Nine years ago, the Tesla Model S made its debut and changed the automotive world as we know it. It marked Tesla’s coming of age, with the brand’s first independently produced car; it was fast, plus, spacious. In essence, it managed to combine supercar performance with luxury car comfort. Cars were never the same again.
Enter the all-new Tesla Model S Plaid. It’s just been launched by a leather-jacket-wearing Elon Musk, whose penchant for revealing technological breakthroughs with the nonchalance of a high schooler talking about a rad “science” project remains unchanged. The latest “Delivery” event was live-streamed from Fremont, California, and saw Musk bring in the latest, fastest Tesla by launching it, flat out, on a quarter-mile runway, not far away from the site where the first Model S was manufactured. So what makes the new Model S as momentous a car as the first one?

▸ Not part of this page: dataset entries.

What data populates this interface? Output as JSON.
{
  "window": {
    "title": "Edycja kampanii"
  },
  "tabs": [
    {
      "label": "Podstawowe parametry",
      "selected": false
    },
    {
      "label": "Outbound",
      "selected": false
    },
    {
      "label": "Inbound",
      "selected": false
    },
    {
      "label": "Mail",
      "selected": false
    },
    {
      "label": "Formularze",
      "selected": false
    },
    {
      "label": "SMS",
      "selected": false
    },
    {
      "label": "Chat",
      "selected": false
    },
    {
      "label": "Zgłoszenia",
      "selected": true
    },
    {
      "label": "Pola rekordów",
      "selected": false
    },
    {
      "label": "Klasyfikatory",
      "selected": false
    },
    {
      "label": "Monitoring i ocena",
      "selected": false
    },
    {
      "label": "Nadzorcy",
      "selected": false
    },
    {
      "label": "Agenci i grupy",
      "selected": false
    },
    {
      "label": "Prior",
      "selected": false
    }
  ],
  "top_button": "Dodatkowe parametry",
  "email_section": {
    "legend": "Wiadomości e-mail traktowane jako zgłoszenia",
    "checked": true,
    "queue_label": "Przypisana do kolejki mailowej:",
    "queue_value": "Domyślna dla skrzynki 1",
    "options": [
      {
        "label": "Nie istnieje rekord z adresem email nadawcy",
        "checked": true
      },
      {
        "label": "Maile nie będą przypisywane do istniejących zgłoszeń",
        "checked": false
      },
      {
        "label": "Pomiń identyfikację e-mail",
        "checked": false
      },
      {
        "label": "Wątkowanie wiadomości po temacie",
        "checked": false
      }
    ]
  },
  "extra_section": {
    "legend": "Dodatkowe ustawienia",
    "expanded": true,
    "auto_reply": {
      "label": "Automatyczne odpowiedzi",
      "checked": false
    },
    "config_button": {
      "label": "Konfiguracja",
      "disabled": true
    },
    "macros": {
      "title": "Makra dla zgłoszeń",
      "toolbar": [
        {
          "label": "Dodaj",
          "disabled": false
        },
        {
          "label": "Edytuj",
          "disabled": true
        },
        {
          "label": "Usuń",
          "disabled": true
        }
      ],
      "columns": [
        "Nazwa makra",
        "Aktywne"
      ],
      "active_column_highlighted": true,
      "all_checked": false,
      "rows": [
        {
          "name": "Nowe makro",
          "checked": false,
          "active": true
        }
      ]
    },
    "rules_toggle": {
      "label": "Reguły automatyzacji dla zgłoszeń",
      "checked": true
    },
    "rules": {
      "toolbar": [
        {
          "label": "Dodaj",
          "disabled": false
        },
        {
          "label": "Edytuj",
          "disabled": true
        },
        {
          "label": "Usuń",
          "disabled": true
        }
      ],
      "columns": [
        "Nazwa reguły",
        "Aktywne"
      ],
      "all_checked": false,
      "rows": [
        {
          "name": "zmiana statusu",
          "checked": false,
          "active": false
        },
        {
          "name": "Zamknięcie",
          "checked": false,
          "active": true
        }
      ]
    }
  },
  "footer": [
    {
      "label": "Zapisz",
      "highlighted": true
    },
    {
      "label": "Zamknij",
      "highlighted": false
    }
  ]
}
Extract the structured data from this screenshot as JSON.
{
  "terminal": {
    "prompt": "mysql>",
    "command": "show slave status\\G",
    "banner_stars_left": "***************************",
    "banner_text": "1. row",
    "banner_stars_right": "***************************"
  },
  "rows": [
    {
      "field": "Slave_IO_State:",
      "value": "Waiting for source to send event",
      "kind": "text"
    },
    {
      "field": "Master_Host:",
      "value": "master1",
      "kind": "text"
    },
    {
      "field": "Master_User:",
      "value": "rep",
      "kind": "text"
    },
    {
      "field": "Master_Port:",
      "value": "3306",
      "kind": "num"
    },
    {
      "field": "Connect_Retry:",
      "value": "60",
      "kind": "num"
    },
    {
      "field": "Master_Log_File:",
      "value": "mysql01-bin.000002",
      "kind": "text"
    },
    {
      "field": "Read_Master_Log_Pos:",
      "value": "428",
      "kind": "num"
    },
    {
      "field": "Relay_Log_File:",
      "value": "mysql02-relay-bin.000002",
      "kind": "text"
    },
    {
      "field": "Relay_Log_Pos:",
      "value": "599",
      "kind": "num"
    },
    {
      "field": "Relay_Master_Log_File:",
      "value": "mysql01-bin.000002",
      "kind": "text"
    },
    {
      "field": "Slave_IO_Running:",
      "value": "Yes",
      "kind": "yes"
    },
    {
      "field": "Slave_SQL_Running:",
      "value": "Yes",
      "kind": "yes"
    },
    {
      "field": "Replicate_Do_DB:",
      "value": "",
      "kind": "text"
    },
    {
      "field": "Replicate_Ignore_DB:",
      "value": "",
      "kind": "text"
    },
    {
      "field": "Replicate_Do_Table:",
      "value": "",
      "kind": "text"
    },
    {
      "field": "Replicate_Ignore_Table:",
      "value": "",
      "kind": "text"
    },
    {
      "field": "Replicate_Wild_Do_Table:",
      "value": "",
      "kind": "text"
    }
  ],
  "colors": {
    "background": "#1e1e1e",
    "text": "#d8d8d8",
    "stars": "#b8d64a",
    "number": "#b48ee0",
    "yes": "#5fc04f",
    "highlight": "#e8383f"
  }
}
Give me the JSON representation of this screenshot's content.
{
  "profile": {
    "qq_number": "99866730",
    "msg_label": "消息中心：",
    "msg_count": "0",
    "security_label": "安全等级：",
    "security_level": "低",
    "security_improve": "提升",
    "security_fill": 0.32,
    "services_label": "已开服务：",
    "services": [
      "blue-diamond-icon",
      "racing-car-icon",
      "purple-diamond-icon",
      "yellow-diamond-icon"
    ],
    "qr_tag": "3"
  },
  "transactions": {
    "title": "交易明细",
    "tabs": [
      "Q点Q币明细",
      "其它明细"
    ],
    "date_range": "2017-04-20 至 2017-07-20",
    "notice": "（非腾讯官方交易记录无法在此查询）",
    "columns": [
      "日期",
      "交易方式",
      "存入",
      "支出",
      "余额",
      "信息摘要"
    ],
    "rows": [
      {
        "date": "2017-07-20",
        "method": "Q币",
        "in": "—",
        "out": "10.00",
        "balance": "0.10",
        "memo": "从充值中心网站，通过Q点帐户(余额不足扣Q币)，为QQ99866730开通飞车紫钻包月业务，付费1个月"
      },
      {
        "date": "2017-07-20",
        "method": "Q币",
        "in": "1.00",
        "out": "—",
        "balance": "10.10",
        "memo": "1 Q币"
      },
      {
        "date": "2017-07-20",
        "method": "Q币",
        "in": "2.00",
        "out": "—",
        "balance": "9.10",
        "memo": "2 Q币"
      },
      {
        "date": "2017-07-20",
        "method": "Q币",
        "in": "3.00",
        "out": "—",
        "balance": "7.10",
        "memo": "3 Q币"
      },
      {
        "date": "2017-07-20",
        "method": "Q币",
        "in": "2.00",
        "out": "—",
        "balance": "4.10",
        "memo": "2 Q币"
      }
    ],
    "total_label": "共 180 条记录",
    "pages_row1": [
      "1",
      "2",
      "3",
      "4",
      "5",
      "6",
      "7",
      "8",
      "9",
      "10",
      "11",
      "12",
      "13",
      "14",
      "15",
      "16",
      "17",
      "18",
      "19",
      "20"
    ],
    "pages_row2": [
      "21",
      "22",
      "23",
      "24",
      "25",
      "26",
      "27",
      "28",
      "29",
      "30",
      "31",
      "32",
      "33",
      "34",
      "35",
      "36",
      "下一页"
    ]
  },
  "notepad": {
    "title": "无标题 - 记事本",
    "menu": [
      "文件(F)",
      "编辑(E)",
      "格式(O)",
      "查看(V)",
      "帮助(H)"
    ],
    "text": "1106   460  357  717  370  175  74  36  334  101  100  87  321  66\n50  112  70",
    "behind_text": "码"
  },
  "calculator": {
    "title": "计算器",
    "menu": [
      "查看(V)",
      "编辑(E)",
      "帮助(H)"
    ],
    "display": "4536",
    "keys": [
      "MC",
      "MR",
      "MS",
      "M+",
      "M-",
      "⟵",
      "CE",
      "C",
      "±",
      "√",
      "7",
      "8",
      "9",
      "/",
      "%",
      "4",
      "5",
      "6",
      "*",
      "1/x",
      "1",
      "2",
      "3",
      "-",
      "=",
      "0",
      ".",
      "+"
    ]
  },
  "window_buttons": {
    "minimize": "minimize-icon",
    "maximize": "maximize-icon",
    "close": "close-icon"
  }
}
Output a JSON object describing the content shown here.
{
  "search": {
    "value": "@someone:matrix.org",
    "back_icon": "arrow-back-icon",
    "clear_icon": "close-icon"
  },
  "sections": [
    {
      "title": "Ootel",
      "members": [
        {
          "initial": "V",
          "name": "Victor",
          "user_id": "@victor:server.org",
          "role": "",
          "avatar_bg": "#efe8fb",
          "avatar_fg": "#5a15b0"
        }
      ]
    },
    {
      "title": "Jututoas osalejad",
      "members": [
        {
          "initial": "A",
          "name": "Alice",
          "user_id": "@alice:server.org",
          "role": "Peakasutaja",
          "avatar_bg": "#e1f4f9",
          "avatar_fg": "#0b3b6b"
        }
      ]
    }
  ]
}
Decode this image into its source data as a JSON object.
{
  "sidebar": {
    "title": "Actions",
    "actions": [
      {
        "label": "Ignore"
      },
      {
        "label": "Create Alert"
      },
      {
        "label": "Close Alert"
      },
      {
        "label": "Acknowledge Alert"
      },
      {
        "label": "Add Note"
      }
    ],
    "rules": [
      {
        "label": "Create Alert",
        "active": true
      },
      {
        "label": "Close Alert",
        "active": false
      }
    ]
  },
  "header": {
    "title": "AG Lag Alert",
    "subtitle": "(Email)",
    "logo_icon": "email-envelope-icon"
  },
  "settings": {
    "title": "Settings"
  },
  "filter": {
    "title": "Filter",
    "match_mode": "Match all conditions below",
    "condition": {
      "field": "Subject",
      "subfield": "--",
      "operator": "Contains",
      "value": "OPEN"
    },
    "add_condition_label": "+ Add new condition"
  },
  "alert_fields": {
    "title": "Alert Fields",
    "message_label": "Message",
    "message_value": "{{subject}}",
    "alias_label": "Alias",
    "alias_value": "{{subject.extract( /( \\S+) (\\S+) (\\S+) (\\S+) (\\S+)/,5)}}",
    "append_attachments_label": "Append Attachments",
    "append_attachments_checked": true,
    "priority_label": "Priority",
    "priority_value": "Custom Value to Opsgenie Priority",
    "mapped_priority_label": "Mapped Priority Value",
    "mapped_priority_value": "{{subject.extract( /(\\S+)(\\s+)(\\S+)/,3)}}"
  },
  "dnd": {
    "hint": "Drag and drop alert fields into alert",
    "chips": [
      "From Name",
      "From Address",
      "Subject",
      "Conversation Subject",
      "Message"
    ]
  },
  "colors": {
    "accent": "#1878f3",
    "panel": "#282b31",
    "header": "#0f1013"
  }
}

Performance that goes “Beyond Ludicrous.”
Honestly, the performance figures on this make the original Tesla Roadster seem like a wheelbarrow in comparison. The Model S Plaid has a tri-motor setup, delivering 1020hp of peak power, across the entire rev range, right up to 321 kph (top speed). Elon Musk doesn’t shy away from bragging about its acceleration. “It’ll hit you right in the limbic system.”
Straight away, he talks about the car’s phenomenal acceleration. “It’ll hit you right in the limbic system. We wanted to make a spaceship out of a car”. The Tesla Model S Plaid has a tri-motor setup, which delivers 1020 hp of peak power across the rev band. It hits 0-100 kph in 1.99 seconds. It’s the quickest production car of any kind to be ever made. “It’s also the fastest production car to complete a quarter-mile” (400 meters), according to Musk.
It doesn’t end there. The new Model S Plaid features all-new battery architecture, which, in Plaid configuration, gives the Model S a range of 627km on a single charge. Even Supercharging speed has been optimized, says Musk, adding that the new car can obtain roughly 300km worth of charge “before you can finish a cup of coffee.” In other words, it does it in under 15 minutes.
The Plaid packs an all-new battery pack, new carbon sleeper rotors, and torque vectoring – the latter allowing the optimal distribution of power to individual wheels in milliseconds. Musk claims that the car is so quick that the centrifugal force attempts to expand the rotors, and it’s the carbon componentry that keeps it all together.
Part of its outrageous acceleration figure is also because this is the slipperiest car ever made. “The Tesla Model S Plaid has the lowest drag coefficient of any car ever made. And we’ve tested that while the wheels were in motion”. It has also been engineered for maximum safety. While no independently assessed crash safety assessment has verified this claim, Musk claims that it has been designed to get a five-star safety rating and is essential, “faster than any Porsche. Safer than any Volvo,” dealing one more in a series of gripping blows to European prestige car brands.
It must be noted that despite there being zero Superchargers in 2012, the Model S became a runaway success. Today, Musk claims, there are 25000 of them across the world. “We’re just going to keep building new ones,” he added, with not inconsiderable glee.
A cockpit from the future
When renderings of the Model S Plaid’s interiors first broke cover, many were skeptical whether any of it would make its way to the production model. After all, an F1-style yoke steering wheel is usually what conventional carmakers would use on “never-going-to-be-real” concept cars. While the jury’s still out on just how legal such a steering would be in different parts of the world, Tesla claims that it has been optimized for Autopilot – Tesla’s patented self-driving software, which is deemed to grow increasingly autonomous shortly.
Due to Autopilot’s expected advancement, Tesla has felt bold enough to place a 17” horizontal screen in the middle of the dashboard because, with the car driving itself, in-car entertainment will take on far more important than before. Mid-presentation, the car’s infotainment screen started to play Cyberpunk to demonstrate its graphic processing capabilities. “It can play games at 60FPS. It’s basically as powerful as a PS5,” said Musk. It even has wireless controller compatibility, so you can game from any seat in the car—even the rear seat, where legroom is a major improvement over the previous Model S.
The navigation has also been optimized to point out superchargers along your route automatically.
It’s not impossible to extract more straight-line speed from electric cars. Rimac even launched a supercar not too long ago, which, until this moment, was the fastest production car. But to do it in a luxury sedan, with a sub-600km range, an advanced autonomous driving system, and series-production levels of reliability (the Rimac is limited to a few hundred) is what gives Tesla the sort of advantage that prestige carmakers can only hope to overcome shortly. A lot of these claims need to be field-tested. But at present, it would take a while for any carmaker to match Tesla in terms of performance, ecosystem, and software technology.
The Model S was and remained the blueprint for EVs for the remainder of the decade.